Peter Davey from Flintshire, Chair of Trustees at Hafal and a carer, stated: “On these points the Government has disregarded not only the advice of service users, voluntary organisations and health professionals, but also the Scrutiny Committee, comprising members of the House of Commons and the House of Lords.

“The Government must surely listen to the people who know best, and the people who will have to live with a new Act: people with severe mental illnesses and their carers. As the voice of users of mental health services, Hafal now calls on Welsh MPs and Lords to press for constructive amendments to the Bill when it is introduced, and deliver the message of our Members.”

Bill Walden-Jones, Chief Executive of Hafal, added: “Despite the Government’s plans, the fight to amend the Bill will continue. Our Members are more determined than ever to put their points across, particularly with regard to services in Wales which are insufficient to cope with the demands of the current draft of the Bill.
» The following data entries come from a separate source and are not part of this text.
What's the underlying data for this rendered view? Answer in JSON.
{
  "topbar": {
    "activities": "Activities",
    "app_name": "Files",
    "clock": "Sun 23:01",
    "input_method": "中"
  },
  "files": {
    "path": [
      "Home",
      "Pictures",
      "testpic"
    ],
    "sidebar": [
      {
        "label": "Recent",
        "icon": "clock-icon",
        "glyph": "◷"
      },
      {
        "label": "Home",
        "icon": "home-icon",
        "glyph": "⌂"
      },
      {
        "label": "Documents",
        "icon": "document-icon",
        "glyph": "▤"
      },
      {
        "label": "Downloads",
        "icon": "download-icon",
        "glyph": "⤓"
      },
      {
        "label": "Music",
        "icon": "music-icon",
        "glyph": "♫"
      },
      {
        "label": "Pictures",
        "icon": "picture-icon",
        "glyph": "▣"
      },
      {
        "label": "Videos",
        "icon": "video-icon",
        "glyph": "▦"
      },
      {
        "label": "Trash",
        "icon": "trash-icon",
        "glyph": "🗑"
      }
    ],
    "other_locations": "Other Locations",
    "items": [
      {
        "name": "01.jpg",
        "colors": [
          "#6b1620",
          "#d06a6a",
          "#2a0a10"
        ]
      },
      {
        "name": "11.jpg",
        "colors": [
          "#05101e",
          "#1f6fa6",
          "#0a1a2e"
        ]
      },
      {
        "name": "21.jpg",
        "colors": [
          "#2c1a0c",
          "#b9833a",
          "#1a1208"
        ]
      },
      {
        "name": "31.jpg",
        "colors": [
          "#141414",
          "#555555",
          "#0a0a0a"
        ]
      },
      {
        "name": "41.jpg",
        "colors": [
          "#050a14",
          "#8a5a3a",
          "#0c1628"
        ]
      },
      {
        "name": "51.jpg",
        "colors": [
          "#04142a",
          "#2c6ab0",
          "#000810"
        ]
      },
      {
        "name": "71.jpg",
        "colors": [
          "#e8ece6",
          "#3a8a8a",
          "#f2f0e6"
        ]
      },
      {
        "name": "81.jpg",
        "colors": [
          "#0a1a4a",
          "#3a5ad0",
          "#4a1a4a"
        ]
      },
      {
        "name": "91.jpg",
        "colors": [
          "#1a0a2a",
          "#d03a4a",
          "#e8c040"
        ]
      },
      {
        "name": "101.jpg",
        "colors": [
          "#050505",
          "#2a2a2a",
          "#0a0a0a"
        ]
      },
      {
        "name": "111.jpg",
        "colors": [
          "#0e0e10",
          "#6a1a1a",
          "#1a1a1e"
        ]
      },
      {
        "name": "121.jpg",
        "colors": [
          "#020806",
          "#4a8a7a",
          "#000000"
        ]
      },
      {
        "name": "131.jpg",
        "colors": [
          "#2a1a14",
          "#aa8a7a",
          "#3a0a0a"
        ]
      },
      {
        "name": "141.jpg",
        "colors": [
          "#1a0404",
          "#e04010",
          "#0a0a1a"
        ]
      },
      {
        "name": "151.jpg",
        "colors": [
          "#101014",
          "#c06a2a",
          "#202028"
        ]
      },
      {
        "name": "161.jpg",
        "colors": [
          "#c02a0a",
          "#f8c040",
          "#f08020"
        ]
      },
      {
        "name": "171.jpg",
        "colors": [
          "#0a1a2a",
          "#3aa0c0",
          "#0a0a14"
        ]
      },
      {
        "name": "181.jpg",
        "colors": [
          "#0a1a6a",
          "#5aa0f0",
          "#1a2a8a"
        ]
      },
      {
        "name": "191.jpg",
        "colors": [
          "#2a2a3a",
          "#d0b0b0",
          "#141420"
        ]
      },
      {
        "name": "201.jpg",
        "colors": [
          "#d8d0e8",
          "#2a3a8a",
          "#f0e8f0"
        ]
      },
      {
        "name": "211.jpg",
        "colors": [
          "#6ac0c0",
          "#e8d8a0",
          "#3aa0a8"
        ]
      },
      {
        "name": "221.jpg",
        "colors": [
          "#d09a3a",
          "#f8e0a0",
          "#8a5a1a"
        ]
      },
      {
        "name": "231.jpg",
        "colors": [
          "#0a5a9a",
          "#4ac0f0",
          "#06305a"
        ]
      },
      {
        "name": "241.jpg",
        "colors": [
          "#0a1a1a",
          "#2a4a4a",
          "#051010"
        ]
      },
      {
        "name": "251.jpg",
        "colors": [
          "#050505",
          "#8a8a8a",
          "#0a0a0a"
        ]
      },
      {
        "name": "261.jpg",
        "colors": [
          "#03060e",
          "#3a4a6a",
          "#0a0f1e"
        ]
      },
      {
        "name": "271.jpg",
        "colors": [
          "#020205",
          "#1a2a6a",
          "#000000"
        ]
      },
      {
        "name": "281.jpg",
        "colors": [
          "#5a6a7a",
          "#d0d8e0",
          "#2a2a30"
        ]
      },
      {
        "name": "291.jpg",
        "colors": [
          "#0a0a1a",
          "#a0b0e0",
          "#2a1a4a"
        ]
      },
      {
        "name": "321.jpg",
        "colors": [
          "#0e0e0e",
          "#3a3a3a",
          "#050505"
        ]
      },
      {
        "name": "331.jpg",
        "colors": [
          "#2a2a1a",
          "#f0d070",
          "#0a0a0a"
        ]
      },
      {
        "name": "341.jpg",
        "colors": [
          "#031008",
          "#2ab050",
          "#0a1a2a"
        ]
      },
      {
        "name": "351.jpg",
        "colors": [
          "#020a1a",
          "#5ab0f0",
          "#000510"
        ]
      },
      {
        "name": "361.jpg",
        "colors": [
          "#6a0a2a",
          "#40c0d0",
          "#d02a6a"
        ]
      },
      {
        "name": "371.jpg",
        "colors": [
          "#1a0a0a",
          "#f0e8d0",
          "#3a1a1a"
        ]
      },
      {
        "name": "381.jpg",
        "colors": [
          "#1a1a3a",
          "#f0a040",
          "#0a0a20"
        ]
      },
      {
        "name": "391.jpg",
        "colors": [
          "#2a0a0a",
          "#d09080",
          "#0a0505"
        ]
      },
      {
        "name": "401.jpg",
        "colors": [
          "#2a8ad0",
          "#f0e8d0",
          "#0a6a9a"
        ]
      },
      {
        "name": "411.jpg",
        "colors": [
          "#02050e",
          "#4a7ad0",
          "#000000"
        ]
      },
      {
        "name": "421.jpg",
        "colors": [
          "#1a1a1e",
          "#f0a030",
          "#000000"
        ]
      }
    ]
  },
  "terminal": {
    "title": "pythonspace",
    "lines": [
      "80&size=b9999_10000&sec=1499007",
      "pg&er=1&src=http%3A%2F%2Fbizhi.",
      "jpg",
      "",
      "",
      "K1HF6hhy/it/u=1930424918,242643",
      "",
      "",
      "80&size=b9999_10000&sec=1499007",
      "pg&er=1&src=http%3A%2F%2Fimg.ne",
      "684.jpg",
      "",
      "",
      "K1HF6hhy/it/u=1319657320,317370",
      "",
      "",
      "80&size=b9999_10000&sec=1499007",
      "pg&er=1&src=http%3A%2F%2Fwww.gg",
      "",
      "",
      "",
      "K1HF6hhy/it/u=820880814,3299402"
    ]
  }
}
“We made reasonable suggestions to the Government. We didn’t say ‘No to any compulsion’, we asked that it be carefully balanced with reciprocal rights for patients. Yet our suggestions though largely accepted by the Scrutiny Committee as sensible and just, have been largely ignored by the Government.

“Essentially the Government has turned down the offer of a partnership with patients and families such as those we represent. The result is a lost opportunity, and potentially a law that is worse than 1983 Act it replaces. Where’s the progress in that?”